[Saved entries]

◆ ◆ ◆ ◆ ◆

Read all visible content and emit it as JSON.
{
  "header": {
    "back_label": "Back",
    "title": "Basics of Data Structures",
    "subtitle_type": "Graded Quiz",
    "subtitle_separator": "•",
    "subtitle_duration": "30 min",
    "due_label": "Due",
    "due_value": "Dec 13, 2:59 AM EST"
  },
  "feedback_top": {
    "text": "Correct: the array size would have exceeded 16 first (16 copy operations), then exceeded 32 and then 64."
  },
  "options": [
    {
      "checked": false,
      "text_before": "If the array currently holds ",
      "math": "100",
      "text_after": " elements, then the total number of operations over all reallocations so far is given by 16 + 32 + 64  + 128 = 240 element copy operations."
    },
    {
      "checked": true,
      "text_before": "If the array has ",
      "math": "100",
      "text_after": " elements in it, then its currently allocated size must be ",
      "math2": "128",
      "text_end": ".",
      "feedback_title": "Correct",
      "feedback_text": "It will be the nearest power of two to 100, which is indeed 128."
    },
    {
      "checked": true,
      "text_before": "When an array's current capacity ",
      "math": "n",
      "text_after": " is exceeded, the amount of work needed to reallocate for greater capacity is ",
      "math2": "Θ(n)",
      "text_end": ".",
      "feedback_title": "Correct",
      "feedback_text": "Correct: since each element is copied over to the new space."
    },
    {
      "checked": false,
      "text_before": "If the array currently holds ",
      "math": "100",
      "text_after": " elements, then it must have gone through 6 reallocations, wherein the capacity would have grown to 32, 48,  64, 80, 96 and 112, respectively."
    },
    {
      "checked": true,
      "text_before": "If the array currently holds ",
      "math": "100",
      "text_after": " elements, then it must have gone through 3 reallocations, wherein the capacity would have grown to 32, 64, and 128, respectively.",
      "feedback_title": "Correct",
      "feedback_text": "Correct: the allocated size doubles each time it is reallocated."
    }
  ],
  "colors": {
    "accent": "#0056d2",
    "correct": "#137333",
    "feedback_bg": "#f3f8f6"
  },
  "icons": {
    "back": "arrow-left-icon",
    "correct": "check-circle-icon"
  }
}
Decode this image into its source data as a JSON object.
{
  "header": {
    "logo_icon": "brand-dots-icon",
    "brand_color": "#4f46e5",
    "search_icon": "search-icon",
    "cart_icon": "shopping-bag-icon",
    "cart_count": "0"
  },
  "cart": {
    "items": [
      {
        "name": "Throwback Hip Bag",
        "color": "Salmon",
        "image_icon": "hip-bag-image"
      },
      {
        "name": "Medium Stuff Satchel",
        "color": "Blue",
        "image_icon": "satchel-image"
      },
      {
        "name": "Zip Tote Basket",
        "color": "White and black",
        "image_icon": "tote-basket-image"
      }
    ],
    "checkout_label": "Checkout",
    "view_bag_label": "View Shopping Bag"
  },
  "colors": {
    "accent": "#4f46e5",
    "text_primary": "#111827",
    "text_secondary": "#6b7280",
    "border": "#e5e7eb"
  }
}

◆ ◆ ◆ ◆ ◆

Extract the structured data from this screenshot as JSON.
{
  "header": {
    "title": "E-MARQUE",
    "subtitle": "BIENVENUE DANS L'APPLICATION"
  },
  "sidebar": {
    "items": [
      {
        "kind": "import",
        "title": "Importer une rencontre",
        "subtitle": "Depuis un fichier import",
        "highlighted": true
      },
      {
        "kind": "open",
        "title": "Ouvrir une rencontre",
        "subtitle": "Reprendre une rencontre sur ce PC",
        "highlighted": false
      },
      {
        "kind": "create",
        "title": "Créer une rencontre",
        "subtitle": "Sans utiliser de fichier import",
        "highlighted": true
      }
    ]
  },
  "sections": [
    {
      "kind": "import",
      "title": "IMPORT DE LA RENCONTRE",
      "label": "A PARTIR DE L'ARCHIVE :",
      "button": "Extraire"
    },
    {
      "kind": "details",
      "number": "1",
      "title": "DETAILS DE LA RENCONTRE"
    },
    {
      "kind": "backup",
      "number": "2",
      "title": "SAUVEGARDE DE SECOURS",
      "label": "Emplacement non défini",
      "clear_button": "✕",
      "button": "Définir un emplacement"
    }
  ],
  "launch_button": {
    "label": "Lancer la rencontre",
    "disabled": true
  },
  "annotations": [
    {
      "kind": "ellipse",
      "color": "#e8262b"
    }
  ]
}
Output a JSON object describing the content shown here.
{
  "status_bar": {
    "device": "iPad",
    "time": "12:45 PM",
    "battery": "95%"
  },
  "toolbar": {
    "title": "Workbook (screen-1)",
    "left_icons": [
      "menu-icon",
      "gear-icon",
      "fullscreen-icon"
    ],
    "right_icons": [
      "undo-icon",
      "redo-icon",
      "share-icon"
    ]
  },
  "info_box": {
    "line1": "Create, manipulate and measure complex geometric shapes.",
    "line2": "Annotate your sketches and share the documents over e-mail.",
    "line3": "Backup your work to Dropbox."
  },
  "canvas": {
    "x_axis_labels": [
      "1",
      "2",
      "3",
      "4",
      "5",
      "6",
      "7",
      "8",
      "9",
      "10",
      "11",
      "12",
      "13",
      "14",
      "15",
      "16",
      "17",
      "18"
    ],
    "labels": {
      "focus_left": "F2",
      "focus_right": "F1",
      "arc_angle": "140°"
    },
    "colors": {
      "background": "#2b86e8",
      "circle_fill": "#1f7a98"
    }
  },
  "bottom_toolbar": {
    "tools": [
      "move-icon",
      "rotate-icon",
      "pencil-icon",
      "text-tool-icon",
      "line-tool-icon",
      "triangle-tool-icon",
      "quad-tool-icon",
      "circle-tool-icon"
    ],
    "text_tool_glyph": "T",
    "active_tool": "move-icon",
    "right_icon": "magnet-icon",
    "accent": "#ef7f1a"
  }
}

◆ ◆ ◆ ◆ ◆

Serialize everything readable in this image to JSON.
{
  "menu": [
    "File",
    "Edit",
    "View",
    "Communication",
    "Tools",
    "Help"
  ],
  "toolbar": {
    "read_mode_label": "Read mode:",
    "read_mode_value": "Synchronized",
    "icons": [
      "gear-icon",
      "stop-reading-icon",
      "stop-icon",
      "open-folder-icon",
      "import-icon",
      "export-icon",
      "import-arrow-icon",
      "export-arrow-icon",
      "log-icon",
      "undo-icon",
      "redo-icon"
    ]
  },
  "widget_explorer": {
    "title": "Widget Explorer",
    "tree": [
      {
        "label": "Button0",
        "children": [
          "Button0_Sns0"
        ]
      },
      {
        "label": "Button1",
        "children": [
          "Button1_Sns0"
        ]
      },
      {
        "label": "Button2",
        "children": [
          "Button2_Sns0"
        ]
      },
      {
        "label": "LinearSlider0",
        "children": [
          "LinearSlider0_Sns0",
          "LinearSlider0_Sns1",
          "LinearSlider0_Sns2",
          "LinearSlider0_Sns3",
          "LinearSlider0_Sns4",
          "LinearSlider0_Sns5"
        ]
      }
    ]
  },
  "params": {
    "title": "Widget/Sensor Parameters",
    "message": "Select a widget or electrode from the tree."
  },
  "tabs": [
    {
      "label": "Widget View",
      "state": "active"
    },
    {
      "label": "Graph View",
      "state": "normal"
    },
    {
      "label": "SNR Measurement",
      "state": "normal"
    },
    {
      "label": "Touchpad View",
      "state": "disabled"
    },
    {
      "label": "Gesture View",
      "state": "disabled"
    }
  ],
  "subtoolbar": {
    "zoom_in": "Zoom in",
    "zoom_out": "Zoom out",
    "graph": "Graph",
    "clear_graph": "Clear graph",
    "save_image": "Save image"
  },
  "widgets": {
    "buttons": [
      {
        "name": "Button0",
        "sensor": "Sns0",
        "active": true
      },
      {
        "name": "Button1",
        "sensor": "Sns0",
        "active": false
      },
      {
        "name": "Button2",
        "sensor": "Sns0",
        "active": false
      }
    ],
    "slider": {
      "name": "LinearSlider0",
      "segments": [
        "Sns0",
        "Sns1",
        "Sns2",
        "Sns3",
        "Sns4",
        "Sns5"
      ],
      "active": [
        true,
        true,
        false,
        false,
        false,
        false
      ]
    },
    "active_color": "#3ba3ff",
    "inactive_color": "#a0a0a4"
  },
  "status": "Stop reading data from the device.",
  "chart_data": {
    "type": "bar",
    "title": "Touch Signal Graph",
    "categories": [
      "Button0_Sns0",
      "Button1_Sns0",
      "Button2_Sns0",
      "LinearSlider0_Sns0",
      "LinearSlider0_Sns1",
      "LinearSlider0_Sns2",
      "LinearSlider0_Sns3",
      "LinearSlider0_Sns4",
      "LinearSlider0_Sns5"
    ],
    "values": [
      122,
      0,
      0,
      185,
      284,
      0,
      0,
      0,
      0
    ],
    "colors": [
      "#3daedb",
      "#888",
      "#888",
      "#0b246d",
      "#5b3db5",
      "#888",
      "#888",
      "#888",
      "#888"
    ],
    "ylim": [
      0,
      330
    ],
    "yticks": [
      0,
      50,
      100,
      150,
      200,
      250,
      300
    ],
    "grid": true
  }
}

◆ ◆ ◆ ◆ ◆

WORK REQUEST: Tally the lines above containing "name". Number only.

PROBLEM SOLUTION: 7